TOKYO (BLOOMBERG) - Prime Minister Shinzo Abe vowed to defend Japan’s interests as he prepares for talks with President Donald Trump in New York next Wednesday (Sept 26) amid concerns that the US could follow through on threats of further tariffs on exports.
On Monday (Sept 24), Japanese Economy Minister Toshimitsu Motegi is set for a second round of talks on bilateral trade with his US counterpart, Trade Representative Robert Lighthizer.
Abe is scheduled to hold broader discussions with Trump on Sept 26, Japan's top government spokesman said on Friday (Sept 21).
Their meeting will be held on the sidelines of Mr Abe's visit to New York to attend a United Nations General Assembly.
Chief Cabinet Secretary Yoshihide Suga also said the two leaders would have dinner together on Sunday (Sept 23).
While the US is pressing for a bilateral trade agreement, Abe has persistently urged Trump to reconsider his decision to quit the Trans-Pacific Partnership, seeking to entice the US back to the regional trade pact.
“National interests will always clash,” Abe said in an interview with Japanese public broadcaster NHK Thursday, hours after winning a third consecutive term as leader of the country’s ruling Liberal Democratic Party. The victory clears the way for him to become Japan’s longest-serving premier.

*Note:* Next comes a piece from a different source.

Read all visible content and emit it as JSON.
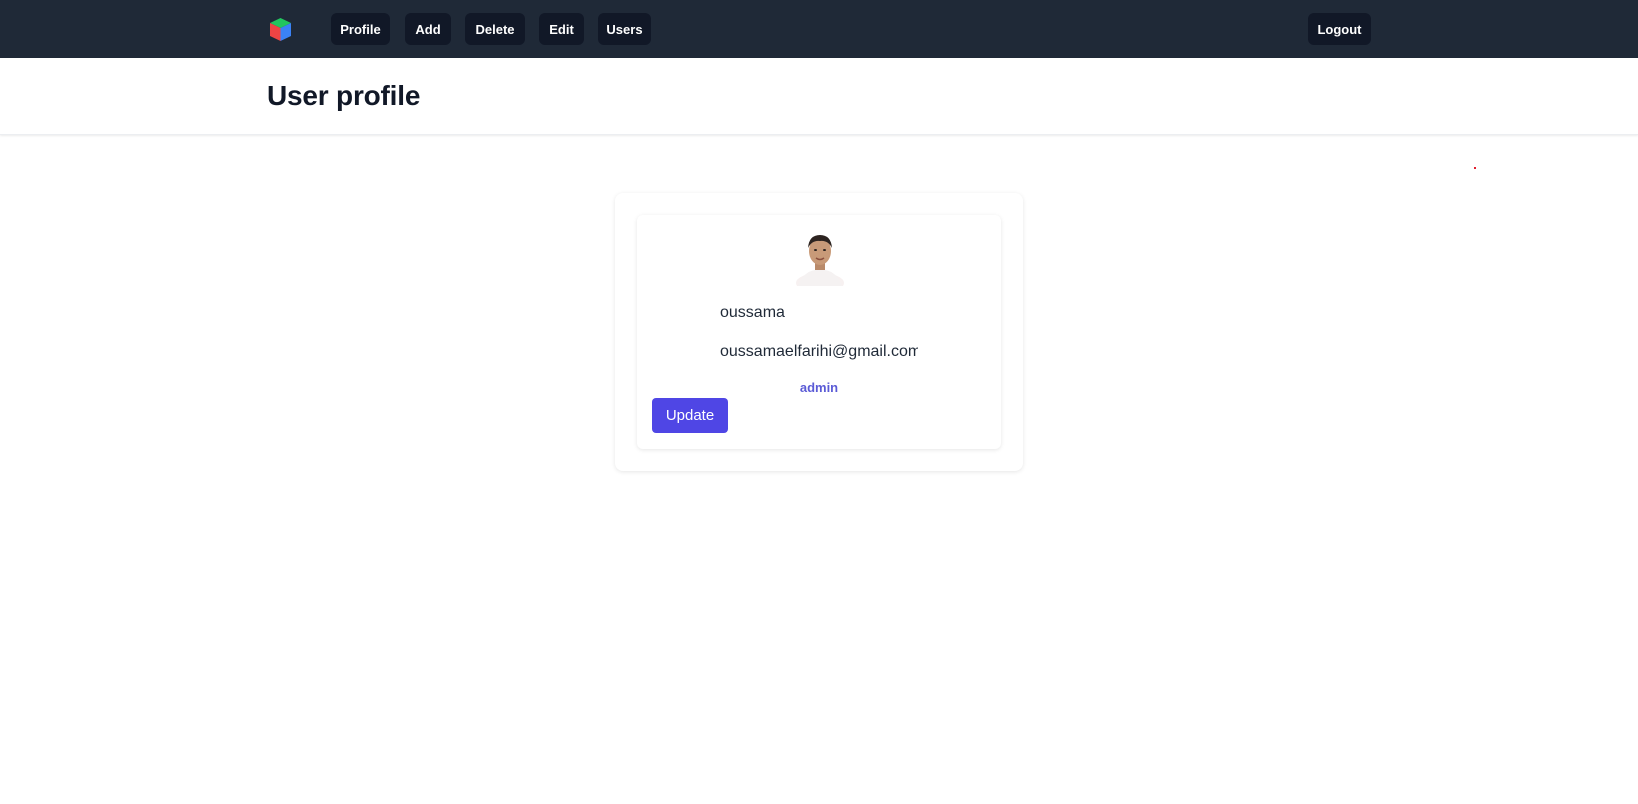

“I want to defend Japan’s national interests to the hilt,” Abe said. “For example, on agricultural products I have said I won’t go any further than what was offered in TPP.”
Abe has invested in building a personal relationship with Trump, who tweeted congratulations on Thursday on Mr Abe's "HUGE" re-election.
The 63-year-old conservative secured 553 votes against 254 won by former defence minister Shigeru Ishiba, in a two-horse race for leader of the Liberal Democratic Party, effectively handing Mr Abe three more years as PM.
"Congratulations to my good friend Prime Minister @AbeShinzo on his HUGE election victory," Mr Trump said in a tweet.
"I'm looking forward to many more years of working together. See you in New York next week!" he added.
But Abe has failed to secure an exemption for Japan from US steel and aluminum tariffs implemented in March. Japan’s steel exports to the US have since fallen to their lowest level in more than seven years.
Concerns are simmering that Japan may soon face punitive tariffs on its auto exports or more demands to open up its farm sector, which remains protected even under TPP regulations.
“Tit-for-tat trade sanctions don’t benefit any country,” Abe told a gathering of LDP lawmakers on Monday, without mentioning Trump by name. “Now is the time for Japan to take the lead in creating the rules of the new era as a flag-bearer for free trade.”
Abe’s ultra-loose monetary policy has helped Japan achieve its strongest period of economic growth in decades. But US trade sanctions are a looming threat to what he claims as a major success of his almost six years in office.
While playing down the conflict between the two sides as “a difference in methods” with the common goal of expanding trade and investment, Abe told NHK the issue of automotive trade should be dealt with strictly under World Trade Organisation rules.
Motegi told reporters Friday that he didn’t believe concerns about agriculture would be substantiated, Kyodo News reported. Trump told reporters earlier this month that it would be a “big problem” if the two countries aren’t able to reach a trade deal.
US ambassador to Tokyo William Hagerty kept up the pressure in a Sept 10 interview with Japanese broadcaster BS Fuji.
“We need a trade agreement, we should have a trade agreement, and I feel confident we will have one,” Hagerty said. Dismissing TPP as impossible to pass in the US senate, he said a bilateral agreement must be agreed quickly so as to avoid US farmers and other businesses being put at a disadvantage.
“I think the president will be able to articulate that very clearly when he and the prime minister meet next.”
Japan, which has been critical of US tariffs on China amid a growing trade dispute between Washington and Beijing, will also send Trade Minister Hiroshige Seko to the US from Sept 24.
Seko told reporters Friday that he was set to hold talks on WTO reform with his US and European Union counterparts.
Japan has seen overall trade deficits in the past two months, largely triggered by higher oil prices. Its imports of liquefied natural gas from the US climbed to a record high in August, just as sanctions imposed by China are set to make US LNG less competitive in that market.